appears (as an exponent) with asymptotic frequency
1
ln 2
ln

(k + 1)
2
k(k + 2)

.
In other words, probabilistically speaking, for 100% of the paths along an
inﬁnite tree, the distribution of streaks (i.e. the number of times one moves
the same direction once in a row, twice in a row, three times in a row,. . .,
k times in a row, etc.) will be deﬁned by the above equation. A binary
tree describes many processes in the world, for instance the ﬂipping of a
coin; tails = left, heads = right, for example. Since the inﬁnite binary tree
represents all scenarios of an inﬁnite number of coin ﬂips, we can see that
100% of the time, the distribution of an inﬁnite amount of coin ﬂips will
have a distribution of streaks as deﬁned above, and that as ﬁnite amounts
33
of coin ﬂips get larger, they will tend towards this distribution. This means,
for instance, that about 40% of streaks will be of length 1.
Finally, here are some questions I would like to investigate: what is the
relationship between the set of normal numbers and the set of ϕ-normal
numbers? What is the smallest measure 1 subset of [0, 1]? Are there complex

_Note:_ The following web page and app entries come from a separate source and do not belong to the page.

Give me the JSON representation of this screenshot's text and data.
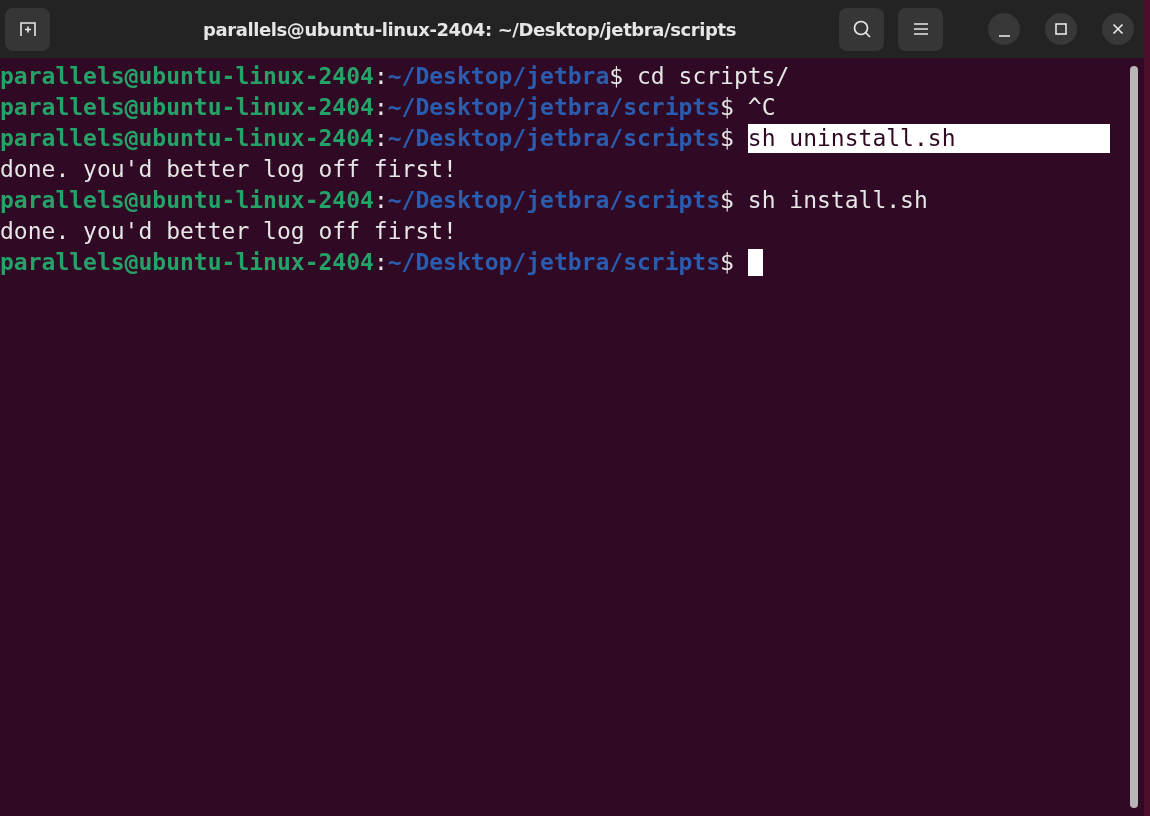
{
  "window": {
    "title": "parallels@ubuntu-linux-2404: ~/Desktop/jetbra/scripts"
  },
  "lines": [
    {
      "kind": "prompt",
      "user": "parallels@ubuntu-linux-2404",
      "colon": ":",
      "path": "~/Desktop/jetbra",
      "sign": "$",
      "command": "cd scripts/",
      "selected": false,
      "cursor": false
    },
    {
      "kind": "prompt",
      "user": "parallels@ubuntu-linux-2404",
      "colon": ":",
      "path": "~/Desktop/jetbra/scripts",
      "sign": "$",
      "command": "^C",
      "selected": false,
      "cursor": false
    },
    {
      "kind": "prompt",
      "user": "parallels@ubuntu-linux-2404",
      "colon": ":",
      "path": "~/Desktop/jetbra/scripts",
      "sign": "$",
      "command": "sh uninstall.sh",
      "selected": true,
      "cursor": false
    },
    {
      "kind": "output",
      "text": "done. you'd better log off first!"
    },
    {
      "kind": "prompt",
      "user": "parallels@ubuntu-linux-2404",
      "colon": ":",
      "path": "~/Desktop/jetbra/scripts",
      "sign": "$",
      "command": "sh install.sh",
      "selected": false,
      "cursor": false
    },
    {
      "kind": "output",
      "text": "done. you'd better log off first!"
    },
    {
      "kind": "prompt",
      "user": "parallels@ubuntu-linux-2404",
      "colon": ":",
      "path": "~/Desktop/jetbra/scripts",
      "sign": "$",
      "cursor": true
    }
  ]
}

analogies to simple continued fractions?
That is all–thank you for reading!
34